I wanted to write this post not to talk about a C-section vs natural birth (I’m none the wiser); it is really just to highlight the importance of having the facts and evidence on the risks vs benefits and make informed decisions. It shouldn’t matter where you live, but it has really brought home to us how invaluable good professional care is – whether that be in BA or London.
|Breech baby presentations|
Much to our disappointment, what my husband and I have found is that our concerns have been dismissed as foolish or simply ignored, with no willingness to enter a discussion. You’re simply meant to stay stump and do as you’re told without questioning the professionals. Perhaps I’m reading too much Ben Goldacre, but access to clear, objective information seems a real issue here.
Turn baby turn
This all started when I found out that the baby was breech, at about week 32 or so. Most babies turn by week 36, but mine hadn’t. That was ok as there was still time, I thought. So much so that my husband and I paid little attention to our first antenatal class, which was about having a caesarean, ironically. Except the part where it said you can’t talk for 10 hours after the operation, due to an accumulation of gases apparently (looking for a reference but can't find one).
Almost 39 weeks later, the baby is still breech position. We saw my obstetrician at week 37 he informed us that we would go to hospital the following week, on 29 December at 9am and he would perform a C-section at 3pm that day.
If I had been in the UK my doctor would most likely have offered a procedure called external cephalic version, where a medical professional tries to turn the baby to a head-down position. I asked my obstetrician about this but he pretty much ignored me, probably because he doesn’t know how to do it. It’s ok, we have the resources that we have and I have to work with that. Or I could have tried a range of exercises to try and turn the baby naturally, but at some point I just had to accept what was meant to be.
I know women may have to have C-sections at a moment’s notice. However, our obstetrician didn’t really explain why he wanted to do the operation at 38+2 weeks, other than vaguely saying it could become problematic if I went into labour. He didn’t tell what to bring, what to expect and basically said I’d be out two days later, when the norm seems to be three to four days.
The next day I couldn’t help thinking that it all seemed too rush. I couldn’t get my head around the idea that our baby could be born at the end of 2016 when her due date was around 13 Jan 2017. At every subsequent scan my due date changed from 6 Jan to the latest of 18 Jan.
Seeing as we had not really been given a medical explanation as to why the operation would take place at 38+2 weeks and not later, I decided to consult my handy friend the internet. Some studies have recommended that planned C-sections should take place around 39 weeks to give more time for the baby’s lungs to develop as any earlier could cause respiratory problems. However, this view is now being disputed, with other research stating that the risks between 38 and 39 weeks is minor. In a state of panic I rang my obstetrician to ask if it would be possible to put back the operation by a week.

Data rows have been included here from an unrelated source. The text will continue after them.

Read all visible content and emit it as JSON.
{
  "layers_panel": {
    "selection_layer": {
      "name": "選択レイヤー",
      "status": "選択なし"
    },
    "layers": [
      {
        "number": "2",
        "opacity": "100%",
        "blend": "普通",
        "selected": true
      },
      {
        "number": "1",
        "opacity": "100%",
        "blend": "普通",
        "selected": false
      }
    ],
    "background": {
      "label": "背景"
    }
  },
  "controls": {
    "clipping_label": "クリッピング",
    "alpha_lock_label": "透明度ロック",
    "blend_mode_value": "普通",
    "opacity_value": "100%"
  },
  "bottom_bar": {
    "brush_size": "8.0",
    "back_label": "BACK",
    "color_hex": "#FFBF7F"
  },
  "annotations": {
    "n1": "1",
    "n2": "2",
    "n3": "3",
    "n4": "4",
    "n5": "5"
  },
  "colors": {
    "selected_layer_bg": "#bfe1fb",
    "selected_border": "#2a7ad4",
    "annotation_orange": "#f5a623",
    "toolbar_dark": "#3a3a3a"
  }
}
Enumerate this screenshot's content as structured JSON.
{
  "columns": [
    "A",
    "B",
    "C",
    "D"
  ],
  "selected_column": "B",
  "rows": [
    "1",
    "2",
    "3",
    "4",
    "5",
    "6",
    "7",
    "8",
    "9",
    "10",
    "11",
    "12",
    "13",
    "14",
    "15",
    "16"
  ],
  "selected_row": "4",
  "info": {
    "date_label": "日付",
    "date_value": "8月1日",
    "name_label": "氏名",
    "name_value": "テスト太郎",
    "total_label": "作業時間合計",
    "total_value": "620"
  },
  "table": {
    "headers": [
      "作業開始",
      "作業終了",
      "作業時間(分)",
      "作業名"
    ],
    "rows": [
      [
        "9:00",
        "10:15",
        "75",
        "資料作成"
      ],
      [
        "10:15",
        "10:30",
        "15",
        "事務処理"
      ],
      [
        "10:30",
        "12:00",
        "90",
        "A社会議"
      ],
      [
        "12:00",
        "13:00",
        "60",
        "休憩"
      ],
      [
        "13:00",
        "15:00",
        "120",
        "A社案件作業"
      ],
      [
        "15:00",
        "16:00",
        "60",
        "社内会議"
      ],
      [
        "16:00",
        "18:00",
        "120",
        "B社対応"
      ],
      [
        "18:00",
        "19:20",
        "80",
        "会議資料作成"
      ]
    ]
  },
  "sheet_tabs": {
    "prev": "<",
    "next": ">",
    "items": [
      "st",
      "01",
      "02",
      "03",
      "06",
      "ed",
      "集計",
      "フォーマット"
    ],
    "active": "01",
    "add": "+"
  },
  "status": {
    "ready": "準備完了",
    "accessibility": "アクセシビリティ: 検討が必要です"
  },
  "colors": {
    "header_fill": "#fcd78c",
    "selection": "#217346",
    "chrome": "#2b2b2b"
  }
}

Unfortunately, he took that to mean that I wanted to cancel the current date. That was not necessarily the case, we just wanted to discuss the risks vs benefits of having a caesarean at 38 weeks vs 39 weeks. Instead, he cancelled my appointment and told me he would book it in for the following week. End of story. He had not told us the new date nor the time, nor the fact that he only operated on Thursdays. When I called him back he was irate, saying that he would do it at 39+2 days and it was at our risk. The risks that he was not willing to discuss with us…
32 weeks the same as 38 weeks?!
Essentially our obstetrician had told us that we had put our child at risk as I could go into labour early. In Argentina, and in many places around the world, many clinicians and midwives are not trained in delivering breech births so they are becoming deskilled in this form of delivery. I certainly don’t want to go into labour while the baby is breech, but nor do I want our baby to suffer a higher risk of breathing difficulties.
Upset and unsure what to do next, we went to see our GP. She helpfully said everything was fine. It made no difference whether you have a caesarean at 38 weeks or 39 weeks, or for that fact at 37, 35 or even 32 weeks! I’ll hand it to her in terms of optimism but clearly having a caesarean at 32 weeks is very different to having one at 38 weeks. I’m no medical professional but even I know that. I don’t want to hear that it’s going to be ok. I’m pretty sure it will be; I want someone to be honest and tell us the risks vs benefits. This just something that is not forthcoming here, so is it any wonder that we go on to the NHS website..?
We saw the obstetrician again last week and while he still refused to engage with us in any meaningful way, at least we had maintained a professional relationship with him. Luckily I won’t have to talk to him for at least 10 hours after the operation.